*** Opening Records shown ***

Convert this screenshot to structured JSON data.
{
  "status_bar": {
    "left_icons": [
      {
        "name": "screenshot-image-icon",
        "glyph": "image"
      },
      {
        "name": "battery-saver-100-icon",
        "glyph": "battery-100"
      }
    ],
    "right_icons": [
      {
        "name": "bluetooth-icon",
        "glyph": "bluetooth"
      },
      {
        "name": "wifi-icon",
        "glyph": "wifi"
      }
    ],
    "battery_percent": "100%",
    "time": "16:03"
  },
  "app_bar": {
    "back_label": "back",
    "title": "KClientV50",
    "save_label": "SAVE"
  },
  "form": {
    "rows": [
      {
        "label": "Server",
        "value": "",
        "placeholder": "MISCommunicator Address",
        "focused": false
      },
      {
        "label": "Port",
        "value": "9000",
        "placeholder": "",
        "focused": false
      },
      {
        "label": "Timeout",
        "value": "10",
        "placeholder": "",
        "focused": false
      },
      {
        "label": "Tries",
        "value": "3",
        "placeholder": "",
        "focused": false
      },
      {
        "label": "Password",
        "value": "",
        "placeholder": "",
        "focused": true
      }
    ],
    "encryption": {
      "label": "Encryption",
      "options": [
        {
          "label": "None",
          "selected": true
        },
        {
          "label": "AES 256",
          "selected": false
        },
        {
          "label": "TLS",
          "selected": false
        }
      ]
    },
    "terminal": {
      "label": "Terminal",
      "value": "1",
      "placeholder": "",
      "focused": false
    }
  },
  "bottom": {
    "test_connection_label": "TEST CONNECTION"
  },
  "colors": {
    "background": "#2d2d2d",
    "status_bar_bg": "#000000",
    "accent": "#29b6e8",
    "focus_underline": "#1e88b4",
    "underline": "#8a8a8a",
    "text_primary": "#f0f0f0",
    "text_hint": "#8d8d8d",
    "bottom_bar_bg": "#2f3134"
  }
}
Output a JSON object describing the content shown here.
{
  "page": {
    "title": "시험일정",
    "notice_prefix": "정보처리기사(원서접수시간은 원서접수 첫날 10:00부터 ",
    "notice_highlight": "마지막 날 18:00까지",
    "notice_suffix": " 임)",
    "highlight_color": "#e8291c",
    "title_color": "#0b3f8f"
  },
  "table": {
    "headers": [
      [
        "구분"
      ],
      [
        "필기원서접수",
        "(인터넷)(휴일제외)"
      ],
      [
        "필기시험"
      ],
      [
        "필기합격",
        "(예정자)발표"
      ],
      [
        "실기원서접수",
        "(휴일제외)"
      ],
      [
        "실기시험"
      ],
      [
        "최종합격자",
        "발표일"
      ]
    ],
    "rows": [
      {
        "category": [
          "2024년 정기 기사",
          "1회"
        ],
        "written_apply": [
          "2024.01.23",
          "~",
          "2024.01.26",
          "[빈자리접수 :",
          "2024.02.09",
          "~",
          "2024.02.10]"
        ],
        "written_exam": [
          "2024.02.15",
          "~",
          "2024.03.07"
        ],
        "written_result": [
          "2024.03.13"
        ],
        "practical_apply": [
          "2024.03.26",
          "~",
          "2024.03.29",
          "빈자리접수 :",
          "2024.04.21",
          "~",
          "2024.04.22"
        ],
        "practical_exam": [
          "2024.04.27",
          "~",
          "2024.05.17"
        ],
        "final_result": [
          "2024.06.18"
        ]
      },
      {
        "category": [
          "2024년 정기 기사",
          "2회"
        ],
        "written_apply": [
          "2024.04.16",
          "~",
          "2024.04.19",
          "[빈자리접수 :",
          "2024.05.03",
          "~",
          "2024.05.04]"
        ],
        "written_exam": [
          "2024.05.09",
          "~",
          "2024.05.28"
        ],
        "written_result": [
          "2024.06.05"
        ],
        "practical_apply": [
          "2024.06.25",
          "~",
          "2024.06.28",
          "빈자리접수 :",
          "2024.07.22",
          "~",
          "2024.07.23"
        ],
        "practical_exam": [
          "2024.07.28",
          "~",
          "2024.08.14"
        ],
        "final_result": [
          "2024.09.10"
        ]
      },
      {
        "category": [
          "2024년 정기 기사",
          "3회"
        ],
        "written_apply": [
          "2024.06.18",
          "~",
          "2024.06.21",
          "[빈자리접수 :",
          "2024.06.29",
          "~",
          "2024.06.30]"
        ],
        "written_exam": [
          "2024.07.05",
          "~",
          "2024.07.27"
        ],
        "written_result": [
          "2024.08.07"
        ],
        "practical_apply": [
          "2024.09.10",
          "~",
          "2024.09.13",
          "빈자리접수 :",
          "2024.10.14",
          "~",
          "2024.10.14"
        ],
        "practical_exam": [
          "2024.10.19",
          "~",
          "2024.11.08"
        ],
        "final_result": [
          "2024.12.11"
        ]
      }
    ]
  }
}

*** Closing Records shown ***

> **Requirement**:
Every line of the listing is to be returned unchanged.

> **Response below**:
Convert this screenshot to structured JSON data.
{
  "status_bar": {
    "left_icons": [
      {
        "name": "screenshot-image-icon",
        "glyph": "image"
      },
      {
        "name": "battery-saver-100-icon",
        "glyph": "battery-100"
      }
    ],
    "right_icons": [
      {
        "name": "bluetooth-icon",
        "glyph": "bluetooth"
      },
      {
        "name": "wifi-icon",
        "glyph": "wifi"
      }
    ],
    "battery_percent": "100%",
    "time": "16:03"
  },
  "app_bar": {
    "back_label": "back",
    "title": "KClientV50",
    "save_label": "SAVE"
  },
  "form": {
    "rows": [
      {
        "label": "Server",
        "value": "",
        "placeholder": "MISCommunicator Address",
        "focused": false
      },
      {
        "label": "Port",
        "value": "9000",
        "placeholder": "",
        "focused": false
      },
      {
        "label": "Timeout",
        "value": "10",
        "placeholder": "",
        "focused": false
      },
      {
        "label": "Tries",
        "value": "3",
        "placeholder": "",
        "focused": false
      },
      {
        "label": "Password",
        "value": "",
        "placeholder": "",
        "focused": true
      }
    ],
    "encryption": {
      "label": "Encryption",
      "options": [
        {
          "label": "None",
          "selected": true
        },
        {
          "label": "AES 256",
          "selected": false
        },
        {
          "label": "TLS",
          "selected": false
        }
      ]
    },
    "terminal": {
      "label": "Terminal",
      "value": "1",
      "placeholder": "",
      "focused": false
    }
  },
  "bottom": {
    "test_connection_label": "TEST CONNECTION"
  },
  "colors": {
    "background": "#2d2d2d",
    "status_bar_bg": "#000000",
    "accent": "#29b6e8",
    "focus_underline": "#1e88b4",
    "underline": "#8a8a8a",
    "text_primary": "#f0f0f0",
    "text_hint": "#8d8d8d",
    "bottom_bar_bg": "#2f3134"
  }
}
Output a JSON object describing the content shown here.
{
  "page": {
    "title": "시험일정",
    "notice_prefix": "정보처리기사(원서접수시간은 원서접수 첫날 10:00부터 ",
    "notice_highlight": "마지막 날 18:00까지",
    "notice_suffix": " 임)",
    "highlight_color": "#e8291c",
    "title_color": "#0b3f8f"
  },
  "table": {
    "headers": [
      [
        "구분"
      ],
      [
        "필기원서접수",
        "(인터넷)(휴일제외)"
      ],
      [
        "필기시험"
      ],
      [
        "필기합격",
        "(예정자)발표"
      ],
      [
        "실기원서접수",
        "(휴일제외)"
      ],
      [
        "실기시험"
      ],
      [
        "최종합격자",
        "발표일"
      ]
    ],
    "rows": [
      {
        "category": [
          "2024년 정기 기사",
          "1회"
        ],
        "written_apply": [
          "2024.01.23",
          "~",
          "2024.01.26",
          "[빈자리접수 :",
          "2024.02.09",
          "~",
          "2024.02.10]"
        ],
        "written_exam": [
          "2024.02.15",
          "~",
          "2024.03.07"
        ],
        "written_result": [
          "2024.03.13"
        ],
        "practical_apply": [
          "2024.03.26",
          "~",
          "2024.03.29",
          "빈자리접수 :",
          "2024.04.21",
          "~",
          "2024.04.22"
        ],
        "practical_exam": [
          "2024.04.27",
          "~",
          "2024.05.17"
        ],
        "final_result": [
          "2024.06.18"
        ]
      },
      {
        "category": [
          "2024년 정기 기사",
          "2회"
        ],
        "written_apply": [
          "2024.04.16",
          "~",
          "2024.04.19",
          "[빈자리접수 :",
          "2024.05.03",
          "~",
          "2024.05.04]"
        ],
        "written_exam": [
          "2024.05.09",
          "~",
          "2024.05.28"
        ],
        "written_result": [
          "2024.06.05"
        ],
        "practical_apply": [
          "2024.06.25",
          "~",
          "2024.06.28",
          "빈자리접수 :",
          "2024.07.22",
          "~",
          "2024.07.23"
        ],
        "practical_exam": [
          "2024.07.28",
          "~",
          "2024.08.14"
        ],
        "final_result": [
          "2024.09.10"
        ]
      },
      {
        "category": [
          "2024년 정기 기사",
          "3회"
        ],
        "written_apply": [
          "2024.06.18",
          "~",
          "2024.06.21",
          "[빈자리접수 :",
          "2024.06.29",
          "~",
          "2024.06.30]"
        ],
        "written_exam": [
          "2024.07.05",
          "~",
          "2024.07.27"
        ],
        "written_result": [
          "2024.08.07"
        ],
        "practical_apply": [
          "2024.09.10",
          "~",
          "2024.09.13",
          "빈자리접수 :",
          "2024.10.14",
          "~",
          "2024.10.14"
        ],
        "practical_exam": [
          "2024.10.19",
          "~",
          "2024.11.08"
        ],
        "final_result": [
          "2024.12.11"
        ]
      }
    ]
  }
}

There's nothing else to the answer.